Framing Access to Medicines in Developing Countries: An analysis of media coverage of Canada's Access to Medicines Regime

Authors: 
Laura C. Esmail, Kaye Phillips, Victoria Kuek, Andrea Perez Cosio, Jillian Clare Kohler
Research Summary: 

Background
In September 2003, the Canadian government committed to developing legislation that would facilitate greater access to affordable medicines for developing countries. Over the course of eight months, the legislation, now known as Canada's Access to Medicines Regime (CAMR), went through a controversial policy development process and the newspaper media was one of the major venues in which the policy debates took place. The purpose of this study was to examine how the media framed CAMR to determine how policy goals were conceptualized, which stakeholder interests controlled the public debate and how these variables related to the public policy process.

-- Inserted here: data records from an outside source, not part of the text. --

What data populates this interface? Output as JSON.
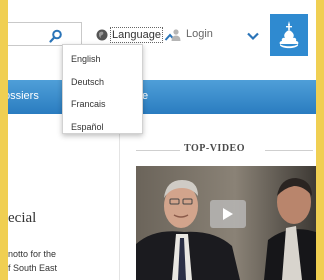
{
  "header": {
    "language_label": "Language",
    "login_label": "Login"
  },
  "language_menu": {
    "options": [
      "English",
      "Deutsch",
      "Francais",
      "Español"
    ]
  },
  "nav": {
    "item_1": "ossiers",
    "item_2": "e"
  },
  "left_column": {
    "heading_fragment": "ecial",
    "text_line_1": "notto for the",
    "text_line_2": "f South East"
  },
  "top_video": {
    "title": "TOP-VIDEO"
  },
  "colors": {
    "background": "#f0cf52",
    "nav_blue": "#3a8ccc",
    "logo_blue": "#2f8ad0",
    "icon_blue": "#2a74b8"
  },
  "icons": [
    "search-icon",
    "globe-icon",
    "chevron-up-icon",
    "person-icon",
    "chevron-down-icon",
    "logo-icon",
    "play-icon"
  ]
}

Methods
We conducted a qualitative content analysis of newspaper coverage of the CAMR policy and implementation process from 2003-2008. The primary theoretical framework for this study was framing theory. A total of 90 articles from 11 Canadian newspapers were selected for inclusion in our analysis. A team of four researchers coded the articles for themes relating to access to medicines and which stakeholders' voice figured more prominently on each issue. Stakeholders examined included: the research-based industry, the generic industry, civil society, the Canadian government, and developing country representatives.

Results
The most frequently mentioned themes across all documents were the issues of drug affordability, intellectual property, trade agreements and obligations, and development. Issues such as human rights, pharmaceutical innovation, and economic competitiveness got little media representation. Civil society dominated the media contents, followed far behind by the Canadian government, the research-based and generic pharmaceutical industries. Developing country representatives were hardly represented in the media.

Conclusions
Media framing obscured the discussion of some of the underlying policy goals in this case and failed to highlight issues which are now significant barriers to the use of the legislation. Using the media to engage the public in more in-depth exploration of the policy issues at stake may contribute to a more informed policy development process. The media can be an effective channel for those stakeholders with a weaker voice in policy deliberations to raise public attention to particular issues; however, the political and institutional context must be taken into account as it may outweigh media framing effects.